Required action:
Return all lines below containing the word "text".

Given data:

Segment Open

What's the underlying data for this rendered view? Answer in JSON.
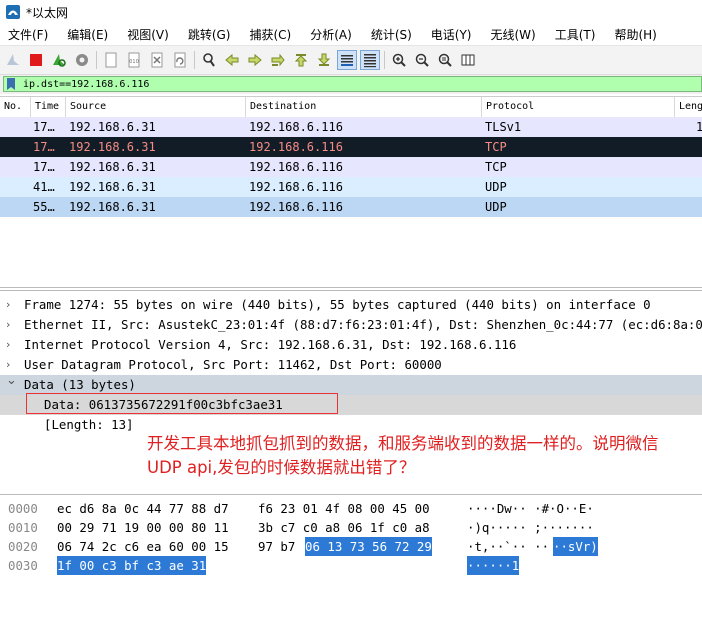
{
  "window": {
    "title": "*以太网"
  },
  "menu": [
    "文件(F)",
    "编辑(E)",
    "视图(V)",
    "跳转(G)",
    "捕获(C)",
    "分析(A)",
    "统计(S)",
    "电话(Y)",
    "无线(W)",
    "工具(T)",
    "帮助(H)"
  ],
  "toolbar_icons": [
    "shark-fin-start-icon",
    "stop-icon",
    "restart-icon",
    "gear-options-icon",
    "open-file-icon",
    "save-file-icon",
    "close-file-icon",
    "reload-icon",
    "find-icon",
    "go-back-icon",
    "go-forward-icon",
    "go-to-packet-icon",
    "go-first-icon",
    "go-last-icon",
    "auto-scroll-icon",
    "colorize-icon",
    "zoom-in-icon",
    "zoom-out-icon",
    "zoom-reset-icon",
    "resize-columns-icon"
  ],
  "filter": {
    "value": "ip.dst==192.168.6.116"
  },
  "packet_list": {
    "columns": [
      "No.",
      "Time",
      "Source",
      "Destination",
      "Protocol",
      "Leng"
    ],
    "rows": [
      {
        "no": "",
        "time": "17…",
        "source": "192.168.6.31",
        "destination": "192.168.6.116",
        "protocol": "TLSv1",
        "length": "1",
        "bg": "#e7e6ff",
        "fg": "#000000"
      },
      {
        "no": "",
        "time": "17…",
        "source": "192.168.6.31",
        "destination": "192.168.6.116",
        "protocol": "TCP",
        "length": "",
        "bg": "#121c27",
        "fg": "#f78c85"
      },
      {
        "no": "",
        "time": "17…",
        "source": "192.168.6.31",
        "destination": "192.168.6.116",
        "protocol": "TCP",
        "length": "",
        "bg": "#e7e6ff",
        "fg": "#000000"
      },
      {
        "no": "",
        "time": "41…",
        "source": "192.168.6.31",
        "destination": "192.168.6.116",
        "protocol": "UDP",
        "length": "",
        "bg": "#daeeff",
        "fg": "#000000"
      },
      {
        "no": "",
        "time": "55…",
        "source": "192.168.6.31",
        "destination": "192.168.6.116",
        "protocol": "UDP",
        "length": "",
        "bg": "#bcd7f3",
        "fg": "#000000"
      }
    ]
  },
  "details": {
    "lines": [
      {
        "text": "Frame 1274: 55 bytes on wire (440 bits), 55 bytes captured (440 bits) on interface 0",
        "state": "collapsed"
      },
      {
        "text": "Ethernet II, Src: AsustekC_23:01:4f (88:d7:f6:23:01:4f), Dst: Shenzhen_0c:44:77 (ec:d6:8a:0c:44:77)",
        "state": "collapsed"
      },
      {
        "text": "Internet Protocol Version 4, Src: 192.168.6.31, Dst: 192.168.6.116",
        "state": "collapsed"
      },
      {
        "text": "User Datagram Protocol, Src Port: 11462, Dst Port: 60000",
        "state": "collapsed"
      },
      {
        "text": "Data (13 bytes)",
        "state": "expanded"
      },
      {
        "text": "Data: 0613735672291f00c3bfc3ae31",
        "state": "leaf"
      },
      {
        "text": "[Length: 13]",
        "state": "leaf"
      }
    ],
    "annotation": "开发工具本地抓包抓到的数据，和服务端收到的数据一样的。说明微信UDP api,发包的时候数据就出错了？"
  },
  "bytes": {
    "rows": [
      {
        "offset": "0000",
        "hex_a": "ec d6 8a 0c 44 77 88 d7",
        "hex_b": "f6 23 01 4f 08 00 45 00",
        "hex_b_hl": "",
        "ascii": "····Dw·· ·#·O··E·",
        "ascii_hl": ""
      },
      {
        "offset": "0010",
        "hex_a": "00 29 71 19 00 00 80 11",
        "hex_b": "3b c7 c0 a8 06 1f c0 a8",
        "hex_b_hl": "",
        "ascii": "·)q····· ;·······",
        "ascii_hl": ""
      },
      {
        "offset": "0020",
        "hex_a": "06 74 2c c6 ea 60 00 15",
        "hex_b": "97 b7",
        "hex_b_hl": "06 13 73 56 72 29",
        "ascii": "·t,··`·· ··",
        "ascii_hl": "··sVr)"
      },
      {
        "offset": "0030",
        "hex_a": "",
        "hex_a_hl": "1f 00 c3 bf c3 ae 31",
        "hex_b": "",
        "hex_b_hl": "",
        "ascii": "",
        "ascii_hl": "······1"
      }
    ]
  }
}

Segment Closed

Answer box:
        "text": "Frame 1274: 55 bytes on wire (440 bits), 55 bytes captured (440 bits) on interface 0",
        "text": "Ethernet II, Src: AsustekC_23:01:4f (88:d7:f6:23:01:4f), Dst: Shenzhen_0c:44:77 (ec:d6:8a:0c:44:77)",
        "text": "Internet Protocol Version 4, Src: 192.168.6.31, Dst: 192.168.6.116",
        "text": "User Datagram Protocol, Src Port: 11462, Dst Port: 60000",
        "text": "Data (13 bytes)",
        "text": "Data: 0613735672291f00c3bfc3ae31",
        "text": "[Length: 13]",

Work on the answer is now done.